In a note sent to the Centre, the J&K government said the state was in a paradoxical situation as far as the water sector was concerned. There was a massive run-off of water while the state had rivers. The river water cannot be harnessed for agriculture and power generation due to the odds placed on account of the Indus Water Treaty with Pakistan, the note says.
Distribution of water resources is extremely uneven in the state, especially in the Kashmir Valley. While water is plentiful in low-lying areas, the adjoining uplands suffer from aridity. The rivers carry a large volume of water which cannot be contained as their channels get choked with silt, leading to recurrent floods. Also, the water flows out practically unharnessed, without being put to any use before it escapes out of the Baramulla gorge. This has resulted in the state being rich in water resources but deficient in drinking water, and poor in generating electricity and irrigation facilities.
According to the note, it is the Indus Water Treaty, signed on September 19, 1960 between the then Prime Minister Jawaharlal Nehru and the then Pakistan President Ayub Khan, which had led to the sorry state of affairs. Leaders from Jammu and Kashmir were not even consulted when the Water Treaty was inked.
According to the treaty, Pakistan is entitled to claim the waters of Indus, Jhelum and Chenab rivers and their tributaries.
Incidentally, all these rivers form the lifeline of J&K. While the waters of all these rivers were allowed to be utilised by Pakistan, the waters of all the rivers that flow through Punjab were retained by India for use in exchange as per the treaty. As a result, J&K is unable to fully utilise the waters of Indus, Jhelum and Chenab, the note said.
The note further stated that economic factors were the real reasons behind political turbulence in the state. Despite being endowed with plentiful water resources, Srinagar has experienced 19 droughts extending over four to six consecutive months in a cycle of 72 years. The Kashmir Valley alone
has a potential of generating 15,000 mw of hydro-power. But, only 2.5 per cent has been commissioned and another 2 per cent is at some stage of getting commissioned in the next decade.
Thus, hardly 3.5 per cent of hydro-electricity has been harnessed, whereas the state has the potential to produce almost 25,000 mw.
Not only the major river system, even rivulets like Erin, Madhumeti, Vishev etc., have a great potential for generating hydro-electricity. Erin is characterised by a steep gradient. It falls 80 mts in one km. Madhumati which merges into Wullar lake near Bandipur after traversing 39 km also falls steeply, the average fall being 103 mts in one km. But even after 53 years of Independence, 80 per cent of J&Ks energy comes from outside.
Section 4 of Article II of the Indus Water Treaty (IWT) says that India shall not store any water or construct any storage works on western rivers. It is ironic that when the government of India entered into the agreement with Pakistan, J&K was not taken into confidence, whereas it had to bear the entire brunt of the Water Treaty.
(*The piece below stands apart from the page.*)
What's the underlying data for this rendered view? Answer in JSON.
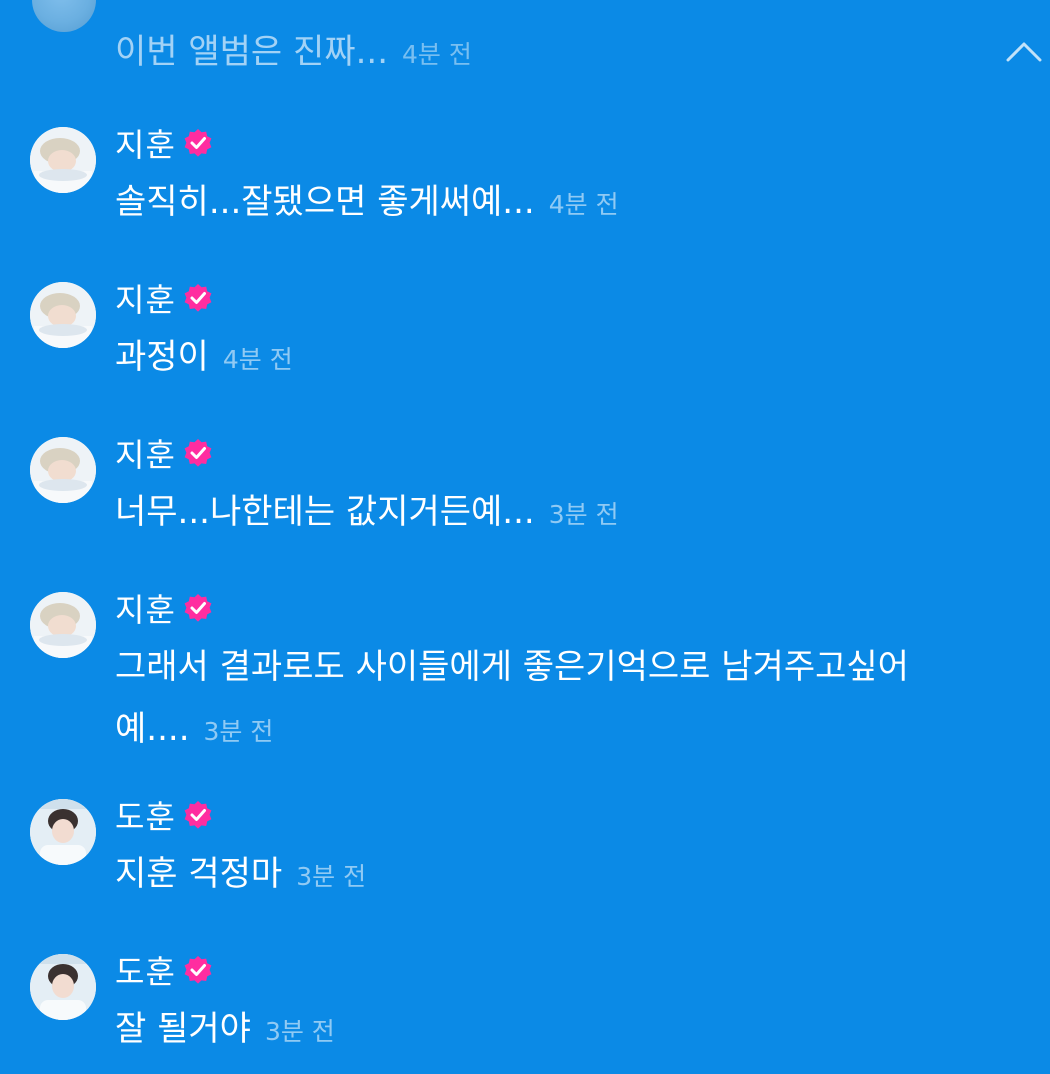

Even the probable loss to the state on account of the treaty has not yet been fully estimated.
The real loss has been in agriculture. As a result, a drought of just 2-3 months can mean total loss of agriculture produce of that year.